--- START ---

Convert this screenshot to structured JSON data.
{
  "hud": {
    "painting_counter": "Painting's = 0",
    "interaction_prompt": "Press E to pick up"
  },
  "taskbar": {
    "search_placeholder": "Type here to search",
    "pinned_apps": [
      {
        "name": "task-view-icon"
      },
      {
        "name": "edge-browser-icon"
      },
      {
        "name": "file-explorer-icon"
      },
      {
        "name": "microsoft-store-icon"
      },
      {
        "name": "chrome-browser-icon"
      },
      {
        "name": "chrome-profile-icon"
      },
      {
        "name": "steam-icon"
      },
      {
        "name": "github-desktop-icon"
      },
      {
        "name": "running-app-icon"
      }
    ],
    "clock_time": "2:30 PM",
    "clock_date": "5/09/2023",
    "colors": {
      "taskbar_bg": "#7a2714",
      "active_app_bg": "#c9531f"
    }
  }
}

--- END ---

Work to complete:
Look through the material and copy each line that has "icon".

Your solution:
        "name": "task-view-icon"
        "name": "edge-browser-icon"
        "name": "file-explorer-icon"
        "name": "microsoft-store-icon"
        "name": "chrome-browser-icon"
        "name": "chrome-profile-icon"
        "name": "steam-icon"
        "name": "github-desktop-icon"
        "name": "running-app-icon"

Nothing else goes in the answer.